DL: I do hope the Wyoming Sessions cleared Kanye’s conscience about being a bad boss. Though he handed over the label to Push years ago, that alpha-dog responsibility to provide is hard to shake. For years, he did nothing to nurture his artists’ careers, especially Teyana’s. Wyoming gave her shine, it gave Push more shine, it gave Cudi a full glow, and it gave Cyhi the Prynce small glimmers of shine (he co-wrote a good chunk of these albums). But how much of Kanye’s antics outside the studio actually worked against them to dim their light? I’m mostly just waiting to see who’ll still be in his corner this next cycle to find that answer.
CJ: No one’s ever leaving. The beats are too fire.
DL: Maybe it’s time to find a new muse
CJ: He’ll have to flop first. He and Trump have that in common. He’s the bag in perpetuity. Folk’ll jump ship as soon as it’s no longer a lucrative partnership. Well, that’s not fully fair. Folk stick around because they see something worth saving too. The real question in the current climate is what Kanye could possibly do to even lose his platform. Does de-platforming still exist in a climate where real outrage gets pawned off as “cancel culture”? Hmm. No?
SHS: You can’t really vote with your wallet anymore. It’s not hard to hate-listen to something. Kanye’s not going anywhere, but I do wonder if he’ll be able to find his musical center again. He does seem to be looking for it.
CJ: The day he got sick of blazing trails and decided he wanted to make hit records again was a dark day. Fishing for hits worked wonders for the clout but not for the creativity. The songs on the X and Tekashi albums are embarrassments to the talent people signed on for in the first place. (Note that none of them broke Top 40.)
Is there any insight to be gained by listening to all five of these albums in a row? Any larger themes that become clear?
CJ: We should throw the whole year in some kind of museum of extraordinary circumstances for beating out Katy Perry’s 72-hour live YouTube experiment as the purest modern exercise in celebrities handling internet scrutiny poorly. Watching it unfold the first time was so stressful, I literally shivered at the idea posed in the question here. Full disclosure: I got a couple Daytona and K.T.S.E. slaps in a running party playlist I hear weekly. I listened to Ye and Ghosts to prep for this roundtable, and something still felt missing. Beautiful beats … RIP Aretha.

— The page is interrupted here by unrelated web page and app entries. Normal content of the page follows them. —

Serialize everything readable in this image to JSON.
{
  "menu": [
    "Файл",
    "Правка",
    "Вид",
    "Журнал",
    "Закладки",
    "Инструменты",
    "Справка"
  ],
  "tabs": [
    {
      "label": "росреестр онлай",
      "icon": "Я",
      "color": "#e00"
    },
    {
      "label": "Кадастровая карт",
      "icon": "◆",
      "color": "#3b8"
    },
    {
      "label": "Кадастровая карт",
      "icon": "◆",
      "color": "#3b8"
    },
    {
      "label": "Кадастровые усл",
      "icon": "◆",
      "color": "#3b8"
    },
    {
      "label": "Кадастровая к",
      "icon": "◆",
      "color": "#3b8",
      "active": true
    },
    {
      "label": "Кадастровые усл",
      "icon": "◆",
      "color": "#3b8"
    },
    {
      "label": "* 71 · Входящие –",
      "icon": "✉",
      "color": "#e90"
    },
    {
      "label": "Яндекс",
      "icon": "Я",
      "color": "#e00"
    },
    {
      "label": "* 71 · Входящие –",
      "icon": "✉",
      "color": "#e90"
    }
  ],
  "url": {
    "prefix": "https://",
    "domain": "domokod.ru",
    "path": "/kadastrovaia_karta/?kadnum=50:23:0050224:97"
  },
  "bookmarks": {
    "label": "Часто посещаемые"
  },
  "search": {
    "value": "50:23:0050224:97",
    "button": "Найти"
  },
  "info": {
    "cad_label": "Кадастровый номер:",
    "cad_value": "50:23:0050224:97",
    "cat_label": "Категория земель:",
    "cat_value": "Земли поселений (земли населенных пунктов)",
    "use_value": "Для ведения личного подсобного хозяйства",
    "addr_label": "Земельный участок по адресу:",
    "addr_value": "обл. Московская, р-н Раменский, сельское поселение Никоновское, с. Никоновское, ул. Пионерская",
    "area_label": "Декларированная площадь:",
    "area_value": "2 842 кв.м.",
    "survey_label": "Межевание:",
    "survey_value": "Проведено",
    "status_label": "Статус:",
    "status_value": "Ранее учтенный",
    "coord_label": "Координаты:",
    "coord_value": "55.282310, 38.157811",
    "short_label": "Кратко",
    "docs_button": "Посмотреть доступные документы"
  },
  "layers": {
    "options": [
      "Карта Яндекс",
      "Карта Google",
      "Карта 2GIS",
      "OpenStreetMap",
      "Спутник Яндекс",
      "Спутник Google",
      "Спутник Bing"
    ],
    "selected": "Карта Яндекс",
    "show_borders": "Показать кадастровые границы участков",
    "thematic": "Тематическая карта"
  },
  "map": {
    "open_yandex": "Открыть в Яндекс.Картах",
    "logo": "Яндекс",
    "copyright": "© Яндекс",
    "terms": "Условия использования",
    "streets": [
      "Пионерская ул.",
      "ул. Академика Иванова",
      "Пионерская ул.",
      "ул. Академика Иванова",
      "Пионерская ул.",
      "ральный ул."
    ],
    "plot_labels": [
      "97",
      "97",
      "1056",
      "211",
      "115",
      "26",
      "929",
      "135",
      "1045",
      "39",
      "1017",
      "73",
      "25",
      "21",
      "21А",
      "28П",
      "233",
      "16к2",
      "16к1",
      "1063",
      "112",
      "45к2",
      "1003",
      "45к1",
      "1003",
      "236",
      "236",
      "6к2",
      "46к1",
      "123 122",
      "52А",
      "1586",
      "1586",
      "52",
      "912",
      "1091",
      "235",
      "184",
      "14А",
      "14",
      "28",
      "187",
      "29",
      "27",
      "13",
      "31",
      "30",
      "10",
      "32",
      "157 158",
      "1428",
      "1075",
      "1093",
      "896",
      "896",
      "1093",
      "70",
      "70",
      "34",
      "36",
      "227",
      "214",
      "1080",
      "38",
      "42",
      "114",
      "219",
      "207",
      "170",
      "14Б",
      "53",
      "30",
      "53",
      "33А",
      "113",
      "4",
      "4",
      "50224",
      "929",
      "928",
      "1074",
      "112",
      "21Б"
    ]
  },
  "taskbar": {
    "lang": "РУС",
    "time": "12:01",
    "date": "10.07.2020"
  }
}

DL: There’s only a real connective tissue between Ye and KSG — they probably could’ve been a double album if Kanye really wanted to torture us any more than he already did — so that’s all I’d recommend for a back-to-back listening. The largest theme would’ve been revealed while processing this data dump in real time, which is that no one knows what the fuck to do with the idea of an album anymore and it’s doing a real number on the consumer. And maybe it’s what consumerism deserves. The fan, though — and I’m talking both the Yeezy hypebeasts who’ll buy into anything Kanye is selling and the purists who still hold real affection for Kanye’s production style — will happily adapt and go whichever direction the herd is moving. This much I’m sure of: Kanye wins. Maybe he’ll even win that Grammy for Producer of the Year, and that’s what all this fuss was really for.